**Work item**: The answer must consist of every line below that holds the word "label".

* * * * *

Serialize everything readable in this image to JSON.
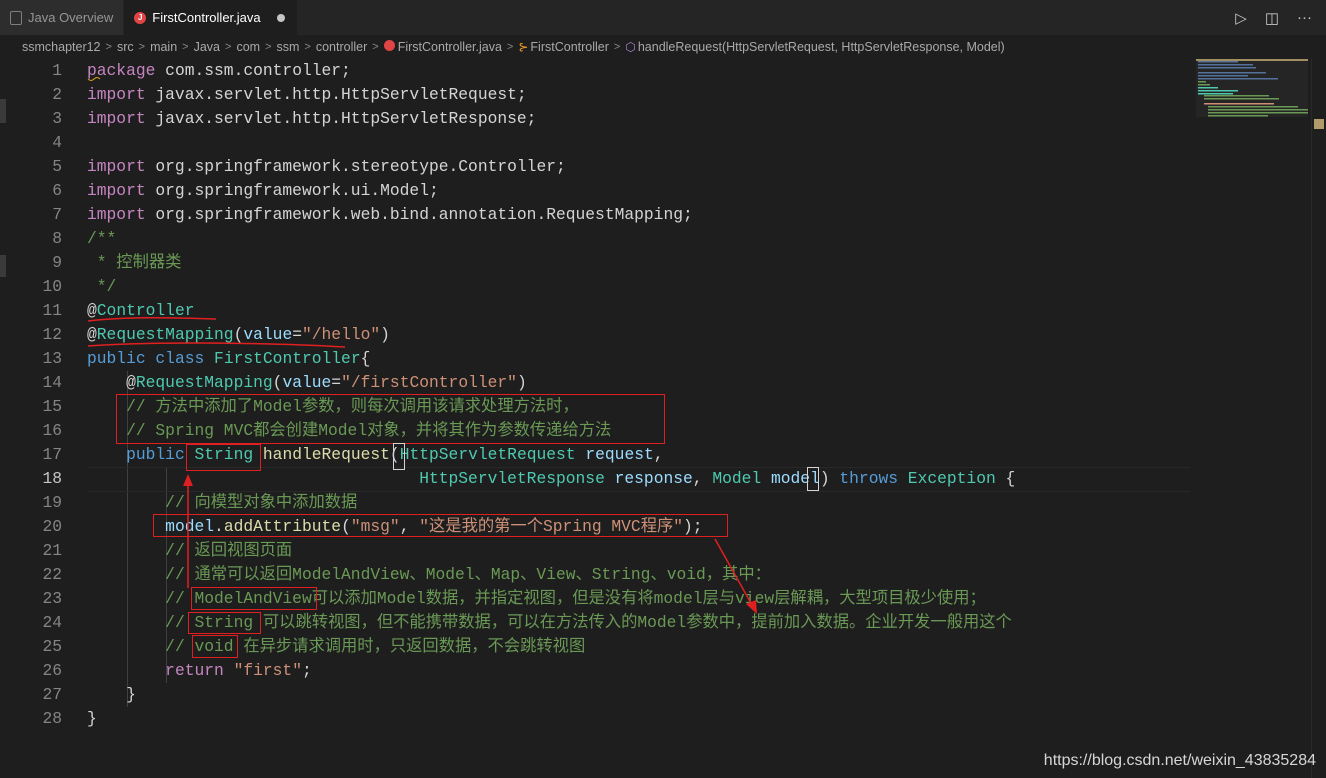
{
  "tabs": [
    {
      "label": "Java Overview",
      "active": false
    },
    {
      "label": "FirstController.java",
      "active": true,
      "dirty": true
    }
  ],
  "breadcrumbs": [
    "ssmchapter12",
    "src",
    "main",
    "Java",
    "com",
    "ssm",
    "controller",
    "FirstController.java",
    "FirstController",
    "handleRequest(HttpServletRequest, HttpServletResponse, Model)"
  ],
  "editor": {
    "current_line": 18,
    "lines": [
      [
        {
          "t": "package",
          "c": "kw2"
        },
        {
          "t": " com.ssm.controller;",
          "c": "pl"
        }
      ],
      [
        {
          "t": "import",
          "c": "kw2"
        },
        {
          "t": " javax.servlet.http.HttpServletRequest;",
          "c": "pl"
        }
      ],
      [
        {
          "t": "import",
          "c": "kw2"
        },
        {
          "t": " javax.servlet.http.HttpServletResponse;",
          "c": "pl"
        }
      ],
      [],
      [
        {
          "t": "import",
          "c": "kw2"
        },
        {
          "t": " org.springframework.stereotype.Controller;",
          "c": "pl"
        }
      ],
      [
        {
          "t": "import",
          "c": "kw2"
        },
        {
          "t": " org.springframework.ui.Model;",
          "c": "pl"
        }
      ],
      [
        {
          "t": "import",
          "c": "kw2"
        },
        {
          "t": " org.springframework.web.bind.annotation.RequestMapping;",
          "c": "pl"
        }
      ],
      [
        {
          "t": "/**",
          "c": "cm"
        }
      ],
      [
        {
          "t": " * 控制器类",
          "c": "cm"
        }
      ],
      [
        {
          "t": " */",
          "c": "cm"
        }
      ],
      [
        {
          "t": "@",
          "c": "pl"
        },
        {
          "t": "Controller",
          "c": "ty"
        }
      ],
      [
        {
          "t": "@",
          "c": "pl"
        },
        {
          "t": "RequestMapping",
          "c": "ty"
        },
        {
          "t": "(",
          "c": "pl"
        },
        {
          "t": "value",
          "c": "va"
        },
        {
          "t": "=",
          "c": "pl"
        },
        {
          "t": "\"/hello\"",
          "c": "st"
        },
        {
          "t": ")",
          "c": "pl"
        }
      ],
      [
        {
          "t": "public",
          "c": "kw"
        },
        {
          "t": " ",
          "c": "pl"
        },
        {
          "t": "class",
          "c": "kw"
        },
        {
          "t": " ",
          "c": "pl"
        },
        {
          "t": "FirstController",
          "c": "ty"
        },
        {
          "t": "{",
          "c": "pl"
        }
      ],
      [
        {
          "t": "    @",
          "c": "pl"
        },
        {
          "t": "RequestMapping",
          "c": "ty"
        },
        {
          "t": "(",
          "c": "pl"
        },
        {
          "t": "value",
          "c": "va"
        },
        {
          "t": "=",
          "c": "pl"
        },
        {
          "t": "\"/firstController\"",
          "c": "st"
        },
        {
          "t": ")",
          "c": "pl"
        }
      ],
      [
        {
          "t": "    ",
          "c": "pl"
        },
        {
          "t": "// 方法中添加了Model参数，则每次调用该请求处理方法时，",
          "c": "cm"
        }
      ],
      [
        {
          "t": "    ",
          "c": "pl"
        },
        {
          "t": "// Spring MVC都会创建Model对象，并将其作为参数传递给方法",
          "c": "cm"
        }
      ],
      [
        {
          "t": "    ",
          "c": "pl"
        },
        {
          "t": "public",
          "c": "kw"
        },
        {
          "t": " ",
          "c": "pl"
        },
        {
          "t": "String",
          "c": "ty"
        },
        {
          "t": " ",
          "c": "pl"
        },
        {
          "t": "handleRequest",
          "c": "fn"
        },
        {
          "t": "(",
          "c": "pl"
        },
        {
          "t": "HttpServletRequest",
          "c": "ty"
        },
        {
          "t": " ",
          "c": "pl"
        },
        {
          "t": "request",
          "c": "va"
        },
        {
          "t": ",",
          "c": "pl"
        }
      ],
      [
        {
          "t": "                                  ",
          "c": "pl"
        },
        {
          "t": "HttpServletResponse",
          "c": "ty"
        },
        {
          "t": " ",
          "c": "pl"
        },
        {
          "t": "response",
          "c": "va"
        },
        {
          "t": ", ",
          "c": "pl"
        },
        {
          "t": "Model",
          "c": "ty"
        },
        {
          "t": " ",
          "c": "pl"
        },
        {
          "t": "model",
          "c": "va"
        },
        {
          "t": ") ",
          "c": "pl"
        },
        {
          "t": "throws",
          "c": "kw"
        },
        {
          "t": " ",
          "c": "pl"
        },
        {
          "t": "Exception",
          "c": "ty"
        },
        {
          "t": " {",
          "c": "pl"
        }
      ],
      [
        {
          "t": "        ",
          "c": "pl"
        },
        {
          "t": "// 向模型对象中添加数据",
          "c": "cm"
        }
      ],
      [
        {
          "t": "        ",
          "c": "pl"
        },
        {
          "t": "model",
          "c": "va"
        },
        {
          "t": ".",
          "c": "pl"
        },
        {
          "t": "addAttribute",
          "c": "fn"
        },
        {
          "t": "(",
          "c": "pl"
        },
        {
          "t": "\"msg\"",
          "c": "st"
        },
        {
          "t": ", ",
          "c": "pl"
        },
        {
          "t": "\"这是我的第一个Spring MVC程序\"",
          "c": "st"
        },
        {
          "t": ");",
          "c": "pl"
        }
      ],
      [
        {
          "t": "        ",
          "c": "pl"
        },
        {
          "t": "// 返回视图页面",
          "c": "cm"
        }
      ],
      [
        {
          "t": "        ",
          "c": "pl"
        },
        {
          "t": "// 通常可以返回ModelAndView、Model、Map、View、String、void，其中：",
          "c": "cm"
        }
      ],
      [
        {
          "t": "        ",
          "c": "pl"
        },
        {
          "t": "// ModelAndView可以添加Model数据，并指定视图，但是没有将model层与view层解耦，大型项目极少使用；",
          "c": "cm"
        }
      ],
      [
        {
          "t": "        ",
          "c": "pl"
        },
        {
          "t": "// String 可以跳转视图，但不能携带数据，可以在方法传入的Model参数中，提前加入数据。企业开发一般用这个",
          "c": "cm"
        }
      ],
      [
        {
          "t": "        ",
          "c": "pl"
        },
        {
          "t": "// void 在异步请求调用时，只返回数据，不会跳转视图",
          "c": "cm"
        }
      ],
      [
        {
          "t": "        ",
          "c": "pl"
        },
        {
          "t": "return",
          "c": "kw2"
        },
        {
          "t": " ",
          "c": "pl"
        },
        {
          "t": "\"first\"",
          "c": "st"
        },
        {
          "t": ";",
          "c": "pl"
        }
      ],
      [
        {
          "t": "    }",
          "c": "pl"
        }
      ],
      [
        {
          "t": "}",
          "c": "pl"
        }
      ]
    ]
  },
  "watermark": "https://blog.csdn.net/weixin_43835284",
  "colors": {
    "annotation": "#e02020",
    "background": "#1e1e1e"
  }
}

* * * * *

**Answer section**:
      "label": "Java Overview",
      "label": "FirstController.java",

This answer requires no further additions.